§ **Dataset rows for apps and sites**
--- --- ---

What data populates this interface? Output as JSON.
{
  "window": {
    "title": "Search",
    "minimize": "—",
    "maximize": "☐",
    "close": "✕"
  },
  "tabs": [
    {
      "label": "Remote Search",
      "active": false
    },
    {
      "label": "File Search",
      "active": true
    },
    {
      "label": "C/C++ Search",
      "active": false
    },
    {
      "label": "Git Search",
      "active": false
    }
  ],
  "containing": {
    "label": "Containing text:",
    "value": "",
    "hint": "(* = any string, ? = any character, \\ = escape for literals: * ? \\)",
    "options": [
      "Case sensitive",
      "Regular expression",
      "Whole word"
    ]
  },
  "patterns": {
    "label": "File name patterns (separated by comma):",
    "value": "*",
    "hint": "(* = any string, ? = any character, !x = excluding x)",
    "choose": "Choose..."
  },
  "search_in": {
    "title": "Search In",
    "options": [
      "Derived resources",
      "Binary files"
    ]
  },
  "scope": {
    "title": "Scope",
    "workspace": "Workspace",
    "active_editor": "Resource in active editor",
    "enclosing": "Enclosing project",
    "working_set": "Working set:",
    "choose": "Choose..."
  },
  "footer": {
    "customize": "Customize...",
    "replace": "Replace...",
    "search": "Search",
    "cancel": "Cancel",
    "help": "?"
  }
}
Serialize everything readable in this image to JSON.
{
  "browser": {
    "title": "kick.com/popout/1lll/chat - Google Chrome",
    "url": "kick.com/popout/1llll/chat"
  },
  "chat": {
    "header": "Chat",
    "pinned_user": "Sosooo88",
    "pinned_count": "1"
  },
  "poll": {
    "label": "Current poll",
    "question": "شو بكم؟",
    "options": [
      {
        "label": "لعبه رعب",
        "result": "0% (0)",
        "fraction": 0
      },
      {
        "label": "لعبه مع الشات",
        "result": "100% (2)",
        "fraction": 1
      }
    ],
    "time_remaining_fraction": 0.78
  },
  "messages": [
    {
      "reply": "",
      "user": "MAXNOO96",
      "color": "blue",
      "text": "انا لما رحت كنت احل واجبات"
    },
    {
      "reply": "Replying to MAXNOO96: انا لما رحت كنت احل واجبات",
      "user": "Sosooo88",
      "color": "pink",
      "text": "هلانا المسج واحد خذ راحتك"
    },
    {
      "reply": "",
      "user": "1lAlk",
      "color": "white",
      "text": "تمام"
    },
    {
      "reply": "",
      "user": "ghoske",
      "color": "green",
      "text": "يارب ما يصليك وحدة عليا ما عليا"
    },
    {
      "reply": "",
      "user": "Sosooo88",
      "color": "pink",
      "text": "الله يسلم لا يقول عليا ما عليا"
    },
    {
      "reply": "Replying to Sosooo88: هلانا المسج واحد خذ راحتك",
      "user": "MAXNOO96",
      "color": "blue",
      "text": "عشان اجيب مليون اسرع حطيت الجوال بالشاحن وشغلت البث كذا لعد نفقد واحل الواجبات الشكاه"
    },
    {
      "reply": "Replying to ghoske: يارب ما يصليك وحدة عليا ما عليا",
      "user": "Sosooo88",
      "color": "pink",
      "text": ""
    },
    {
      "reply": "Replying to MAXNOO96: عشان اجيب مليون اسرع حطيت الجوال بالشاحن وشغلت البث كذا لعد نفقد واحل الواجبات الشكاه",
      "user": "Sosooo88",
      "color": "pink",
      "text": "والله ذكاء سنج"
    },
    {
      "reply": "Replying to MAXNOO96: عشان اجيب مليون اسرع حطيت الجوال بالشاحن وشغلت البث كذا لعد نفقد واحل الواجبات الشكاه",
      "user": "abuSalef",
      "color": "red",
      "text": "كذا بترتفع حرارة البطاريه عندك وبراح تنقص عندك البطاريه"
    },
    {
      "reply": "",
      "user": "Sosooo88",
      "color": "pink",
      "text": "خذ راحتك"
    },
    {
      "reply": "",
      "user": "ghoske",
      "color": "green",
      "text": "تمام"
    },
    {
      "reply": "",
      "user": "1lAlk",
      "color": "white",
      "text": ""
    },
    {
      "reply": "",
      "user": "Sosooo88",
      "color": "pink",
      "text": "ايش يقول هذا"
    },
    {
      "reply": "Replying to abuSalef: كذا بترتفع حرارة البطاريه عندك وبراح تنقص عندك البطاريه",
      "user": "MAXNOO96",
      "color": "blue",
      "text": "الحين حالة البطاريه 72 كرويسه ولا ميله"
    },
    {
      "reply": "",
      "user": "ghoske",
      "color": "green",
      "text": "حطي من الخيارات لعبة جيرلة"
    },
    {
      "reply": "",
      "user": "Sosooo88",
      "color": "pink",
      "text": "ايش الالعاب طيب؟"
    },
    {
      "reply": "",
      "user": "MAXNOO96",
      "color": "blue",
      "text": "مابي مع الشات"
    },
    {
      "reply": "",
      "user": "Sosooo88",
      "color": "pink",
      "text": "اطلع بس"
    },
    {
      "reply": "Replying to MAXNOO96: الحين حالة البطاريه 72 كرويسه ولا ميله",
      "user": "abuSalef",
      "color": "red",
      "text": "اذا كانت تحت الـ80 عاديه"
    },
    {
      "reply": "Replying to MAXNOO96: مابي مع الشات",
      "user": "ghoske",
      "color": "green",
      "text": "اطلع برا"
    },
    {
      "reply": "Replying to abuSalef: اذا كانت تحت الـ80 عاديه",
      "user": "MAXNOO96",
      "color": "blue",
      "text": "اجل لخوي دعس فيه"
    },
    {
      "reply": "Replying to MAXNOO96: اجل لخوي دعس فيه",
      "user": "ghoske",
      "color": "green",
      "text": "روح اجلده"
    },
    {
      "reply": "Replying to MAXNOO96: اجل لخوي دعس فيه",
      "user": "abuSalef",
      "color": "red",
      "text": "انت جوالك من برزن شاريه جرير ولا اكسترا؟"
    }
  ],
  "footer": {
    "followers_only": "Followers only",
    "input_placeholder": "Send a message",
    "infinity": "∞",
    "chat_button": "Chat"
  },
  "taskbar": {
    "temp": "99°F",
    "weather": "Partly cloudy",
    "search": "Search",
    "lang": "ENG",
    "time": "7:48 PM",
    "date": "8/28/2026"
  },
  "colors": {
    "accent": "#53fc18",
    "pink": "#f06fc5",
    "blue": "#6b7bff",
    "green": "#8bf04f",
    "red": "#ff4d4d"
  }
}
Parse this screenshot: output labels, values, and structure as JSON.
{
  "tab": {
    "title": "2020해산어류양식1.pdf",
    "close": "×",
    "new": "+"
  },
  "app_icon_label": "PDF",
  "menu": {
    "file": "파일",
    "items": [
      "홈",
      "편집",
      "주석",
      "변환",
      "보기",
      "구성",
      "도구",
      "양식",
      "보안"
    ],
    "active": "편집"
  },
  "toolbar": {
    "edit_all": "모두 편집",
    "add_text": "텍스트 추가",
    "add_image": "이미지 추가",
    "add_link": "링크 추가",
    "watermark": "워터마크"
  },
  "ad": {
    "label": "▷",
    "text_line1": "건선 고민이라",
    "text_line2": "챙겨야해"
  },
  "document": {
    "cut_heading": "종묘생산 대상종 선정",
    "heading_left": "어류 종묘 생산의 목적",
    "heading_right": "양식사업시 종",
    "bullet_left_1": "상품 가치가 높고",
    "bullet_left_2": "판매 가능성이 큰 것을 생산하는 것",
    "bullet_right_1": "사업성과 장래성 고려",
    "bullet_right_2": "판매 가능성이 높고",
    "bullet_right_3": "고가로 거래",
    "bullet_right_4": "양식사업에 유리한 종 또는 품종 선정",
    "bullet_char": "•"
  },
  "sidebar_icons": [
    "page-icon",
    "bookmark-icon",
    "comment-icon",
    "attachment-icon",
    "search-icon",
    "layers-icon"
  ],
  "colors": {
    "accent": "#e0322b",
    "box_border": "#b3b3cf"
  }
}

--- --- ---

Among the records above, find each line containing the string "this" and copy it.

What data populates this interface? Output as JSON.
Serialize everything readable in this image to JSON.
Parse this screenshot: output labels, values, and structure as JSON.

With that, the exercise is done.